Late night or variety shows are loved almost as much as apple pie and baseball in the United States. Since the 60's, these programs have been an integral part of the American culture. Every evening, we welcome adored and well-respected hosts of the various late night programs into our homes as they recap the most recent events of the day, world news and current affaires through satirical and humorous monologues. We also have the chance to meet our favourite stars, new artists and interesting people who share their stories and recent projects with the hosts and the rest of us through informal interviews.
There are other countries such as the UK, Australia and Japan for example who have similar programs with an equally strong fan base as the United States. However, when considering the countries where late night shows may be produced or popular, perhaps Iran wouldn't be amongst the top 5 that comes to mind...or even the top 50.
Well, let's not allow stereotypes and sweeping generalisations to limit our understanding of Iranian media. While it's true that internally based channels face stringent restrictions and strict censorship, there are a number of satellite channels, such as Farsi1 and Manoto, operating from outside of Iran, that produce more western style content and programs, slightly less boundaried and able to demonstrate greater creativity and progressiveness.
So it came as no surprise when Sina Valiollah, a seasoned media specialist with more than 20 years of experience in TV and radio, decided Iranian viewers needed more than just dubbed soap operas and movies - it was time for the birth of the first ever late night show.
So in the fall of 2013, he produced, hosted and launched Chandshanbe Ba Sina (meaning 'Whichday with Sina') the first weekly Farsi speaking Late Night Show on Farsi1 TV.
'Chandshanbe Ba Sina' just celebrated its 4th seasons and it has made huge waves in the region by critically questioning cultural/social norms through comedy and satire. Sina is often referred to as the Iranian Jimmy Fallon with the sarcasm of David Letterman. Through the show, he has contributed to shaping the entertainment landscape of Iranian media as well as inviting people to revise their norms associated with humour. An example of this is evident in his opening song and main motto of the show, which is, 'we must learn not to take jokes seriously.'

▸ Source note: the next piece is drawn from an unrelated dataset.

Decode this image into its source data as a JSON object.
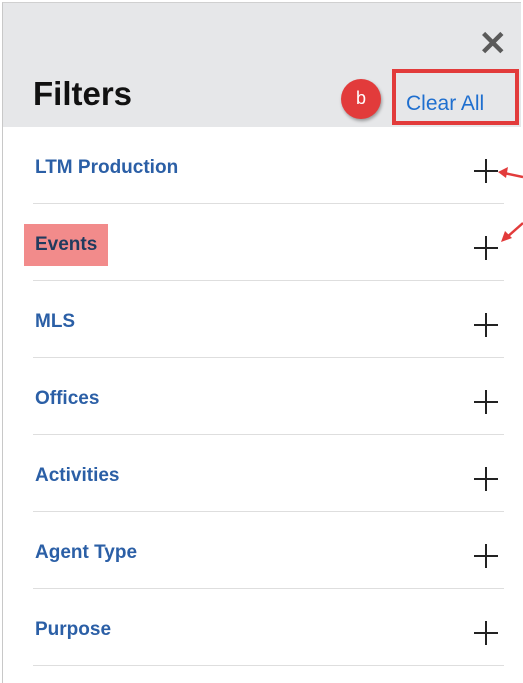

'I've always watched and loved American late night shows and I knew we never had such a thing. Most of our interviews with celebrities and artists are very serious and cut and dry. So I wanted to change that. I wanted to make people laugh and to help them, even if for a few hours a week, to forget about some of the hardship they face. But I also wanted to challenge some of our cultural and social ideologies, in a non-political manner, that may be contributing to personal or professional problems. Such as the way we communicate with one another or our ideas of beauty and plastic surgery or our usage of social media and online behaviour. I think when you approach these subjects in a humorous way, people are more receptive to it and less defensive. So it's like we can laugh at ourselves, and learn and grow wiser together.' Explains Sina.
Like with most new and progressive concepts, it took time for some Iranian viewers to understand and accept the 'Late Night' way of viewing things since for the first time, Sina is challenging traditional ways of discussing current events and conducting interviews. Today, the show is loved for artistically tackling psychosocial topics relevant to everyday lives, without the usual strict censorship, and for it's informal interviews with the greatest Iranian artists such as Ebi, Navid Negahban, Maz Jobrani, Max Amini, and Mehdi Norowzian.
'I know that some of the American late night greats like Johnny Carson and David Letterman were on air for decades, which is amazing and a testament to their popularity and success.' Sina says. 'I'm not sure how long 'Chandshanbe Ba Sina' will air but so far, I'm really happy and thrilled to be able to pave the way for other satirical variety shows that have the potential to shift mind-sets and entertain people of all ages and backgrounds.'